The Federal-State Unemployment Compensation Program (UC Program) originated in 1935 with the passing of the Social Security Act. The UC Program was designed to assist people who’ve been recently separated from their jobs and to help strengthen the economy during times of recession.
Through the passing of the Federal Unemployment Tax Act of 1939, employees pay a 6.2 percent tax rate on the first $7,000 earned during each year of employment, according to the Almanac of Policy Issues. Employers also pay a certain percentage in taxes to help fund the UC Program.

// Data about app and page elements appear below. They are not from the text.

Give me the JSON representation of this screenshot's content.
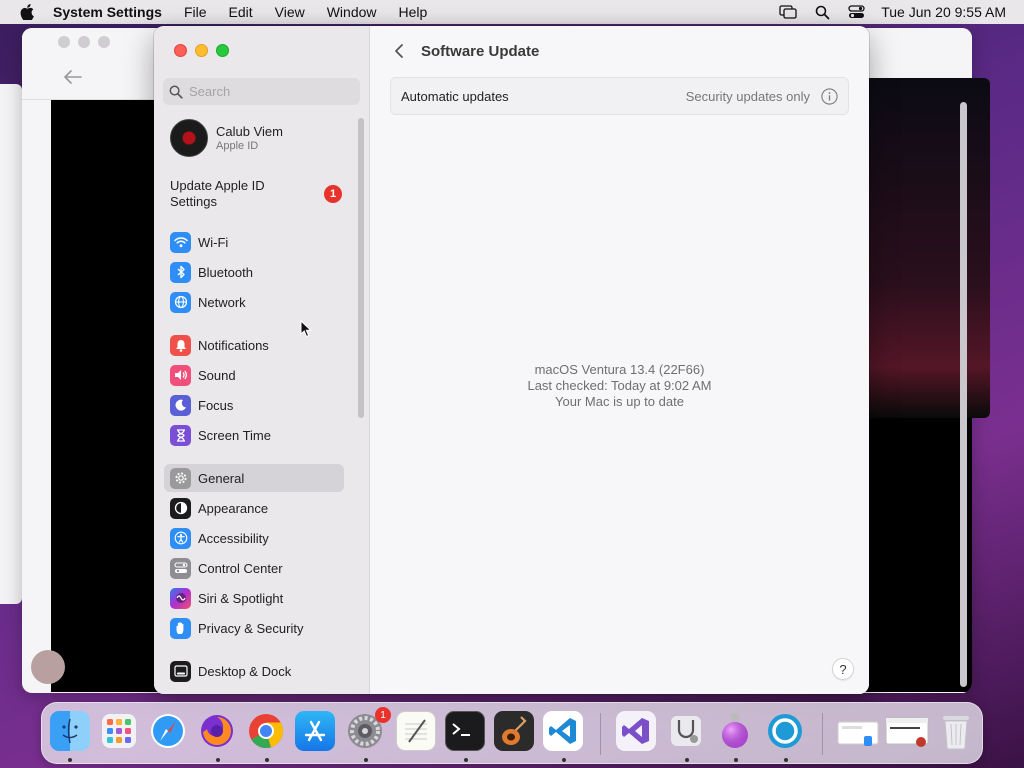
{
  "menubar": {
    "app_name": "System Settings",
    "menus": [
      "File",
      "Edit",
      "View",
      "Window",
      "Help"
    ],
    "clock": "Tue Jun 20  9:55 AM"
  },
  "window": {
    "search": {
      "placeholder": "Search",
      "value": ""
    },
    "account": {
      "name": "Calub Viem",
      "subtitle": "Apple ID"
    },
    "update_apple_id": {
      "label": "Update Apple ID Settings",
      "badge": "1"
    },
    "sidebar_items": [
      {
        "label": "Wi-Fi",
        "icon": "wifi-icon",
        "color": "#2f8ef5",
        "selected": false
      },
      {
        "label": "Bluetooth",
        "icon": "bluetooth-icon",
        "color": "#2f8ef5",
        "selected": false
      },
      {
        "label": "Network",
        "icon": "globe-icon",
        "color": "#2f8ef5",
        "selected": false
      },
      {
        "label": "Notifications",
        "icon": "bell-icon",
        "color": "#f0504a",
        "selected": false
      },
      {
        "label": "Sound",
        "icon": "speaker-icon",
        "color": "#ef4f7a",
        "selected": false
      },
      {
        "label": "Focus",
        "icon": "moon-icon",
        "color": "#5b5fd6",
        "selected": false
      },
      {
        "label": "Screen Time",
        "icon": "hourglass-icon",
        "color": "#7a4fd6",
        "selected": false
      },
      {
        "label": "General",
        "icon": "gear-icon",
        "color": "#9a999c",
        "selected": true
      },
      {
        "label": "Appearance",
        "icon": "appearance-icon",
        "color": "#1c1c1e",
        "selected": false
      },
      {
        "label": "Accessibility",
        "icon": "accessibility-icon",
        "color": "#2f8ef5",
        "selected": false
      },
      {
        "label": "Control Center",
        "icon": "control-center-icon",
        "color": "#8e8d91",
        "selected": false
      },
      {
        "label": "Siri & Spotlight",
        "icon": "siri-icon",
        "color": "#b02fd0",
        "selected": false
      },
      {
        "label": "Privacy & Security",
        "icon": "hand-icon",
        "color": "#2f8ef5",
        "selected": false
      },
      {
        "label": "Desktop & Dock",
        "icon": "dock-icon",
        "color": "#1c1c1e",
        "selected": false
      }
    ],
    "content": {
      "title": "Software Update",
      "automatic_updates": {
        "label": "Automatic updates",
        "value": "Security updates only"
      },
      "status": {
        "version": "macOS Ventura 13.4 (22F66)",
        "last_checked": "Last checked: Today at 9:02 AM",
        "message": "Your Mac is up to date"
      },
      "help_label": "?"
    }
  },
  "dock": {
    "apps": [
      {
        "name": "Finder",
        "icon": "finder-icon",
        "running": true
      },
      {
        "name": "Launchpad",
        "icon": "launchpad-icon",
        "running": false
      },
      {
        "name": "Safari",
        "icon": "safari-icon",
        "running": false
      },
      {
        "name": "Firefox",
        "icon": "firefox-icon",
        "running": true
      },
      {
        "name": "Chrome",
        "icon": "chrome-icon",
        "running": true
      },
      {
        "name": "App Store",
        "icon": "app-store-icon",
        "running": false
      },
      {
        "name": "System Settings",
        "icon": "system-settings-icon",
        "running": true,
        "badge": "1"
      },
      {
        "name": "TextEdit",
        "icon": "textedit-icon",
        "running": false
      },
      {
        "name": "Terminal",
        "icon": "terminal-icon",
        "running": true
      },
      {
        "name": "GarageBand",
        "icon": "garageband-icon",
        "running": false
      },
      {
        "name": "Visual Studio Code",
        "icon": "vscode-icon",
        "running": true
      },
      {
        "name": "Visual Studio",
        "icon": "visual-studio-icon",
        "running": false
      },
      {
        "name": "Disk Utility",
        "icon": "disk-utility-icon",
        "running": true
      },
      {
        "name": "Installer",
        "icon": "installer-icon",
        "running": true
      },
      {
        "name": "Setup Assistant",
        "icon": "setup-icon",
        "running": true
      },
      {
        "name": "Downloads",
        "icon": "downloads-stack-icon",
        "running": false
      },
      {
        "name": "Recent Windows",
        "icon": "window-stack-icon",
        "running": false
      },
      {
        "name": "Trash",
        "icon": "trash-icon",
        "running": false
      }
    ]
  }
}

Eligibility requirements for receiving unemployment compensation may vary from state to state, though certain basic requirements are common in most states. Employees must have worked at least a year for an employer before eligibility kicks in. Job loss must occur as a result of an involuntary separation, such as a layoff and not because of employee misconduct or her decision to leave a job. Eligible recipients must register at their local unemployment office and demonstrate an ongoing willingness to seek out other employment and accept suitable job offers. Suitable job offers include work that does not pose an undue risk to a person’s safety, is a reasonable distance from a person’s residence and the degree of similarity between a person’s former occupation and any existing job offer. Typically, the longer a person is out of work, the more likely a particular job offer will be considered suitable work.
Benefit amounts for unemployment compensation vary depending how much a person made and the set minimum and maximum benefit amounts for each state. Ultimately, unemployment benefits replace a portion, or fraction, of a person’s former income. These portions are based on weekly earning amounts within one or more quarters per year. On average, benefit amounts allotted per state equal approximately 50 percent of a person’s past income earnings, according to the Social Security Administration site. Calculations are based on weeks that reflect the highest wage earnings, which are the ones most likely to result from full-time work.
States that experience prolonged periods of unemployment may opt to provide unemployed persons with extended compensation benefits provided they meet certain criteria. Extended benefits become available once a person exhausts their regular state benefit entitlement. According to the Social Security Administration, states with average unemployment rates of at least 5 percent that last 13 weeks or longer may offer extended benefits in cases where unemployment rates exceed the rates within the previous two years by 20 percent. States with unemployment rates of 6 percent or higher can disregard the two-year, 20-percent requirement. Eligible recipients must have worked on a full-time basis for a minimum of 20 weeks in order to qualify for extended benefits.